The immediate effect of Cruikshank was “devastating,” as historian Eric Foner describes in his 1988 book, Reconstruction: America's Unfinished Revolution.* *The ruling gutted the Enforcement Act, and the 13th, 14th, and 15th Amendments were abruptly whittled down. “The decision rendered national prosecution of crimes committed against blacks virtually impossible, and gave a green light to acts of terror where local officials either could not or would not enforce the law,” Foner writes.
Nearly a century later, Jimmie Lee Jackson’s death reflects the damage created by the Colfax massacre and the resulting Supreme Court decision: For over 40 years, before Fowler pled guilty to misdemeanor manslaughter for Jackson’s killing, he would not face any measure of justice for his crime. Fowler was ultimately sentenced to six months in prison in 2010. He served five.
Speaking at Jackson’s funeral, Dr. Martin Luther King told the congregation that Jackson’s death should ultimately “prove that unmerited suffering does not go unredeemed.” Dr. King’s remarks could have easily applied to the dozens of freedmen who were buried in a mass grave in Colfax in April 1873.
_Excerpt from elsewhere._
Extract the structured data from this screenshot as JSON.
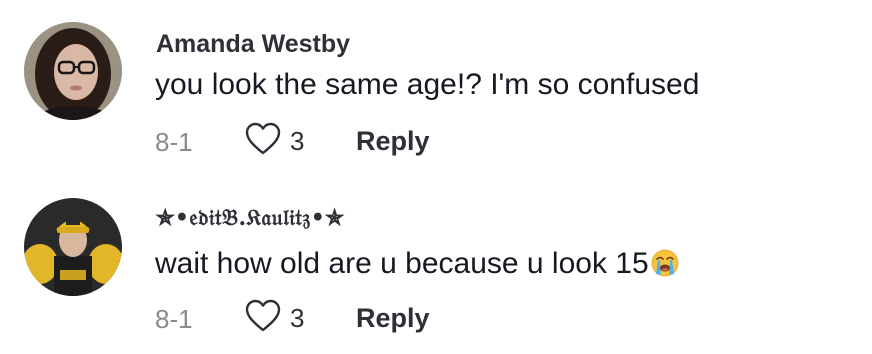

Today, it is perhaps easy to separate those who would kill to frustrate voting rights from those who employ less obvious obstacles to democracy. Jackson’s story, as well as more current stories about verdicts delayed or denied, remind us that it is not just the most extreme forms prejudices that we must still work to avoid, but all the underlying, anti-democratic impulses, too.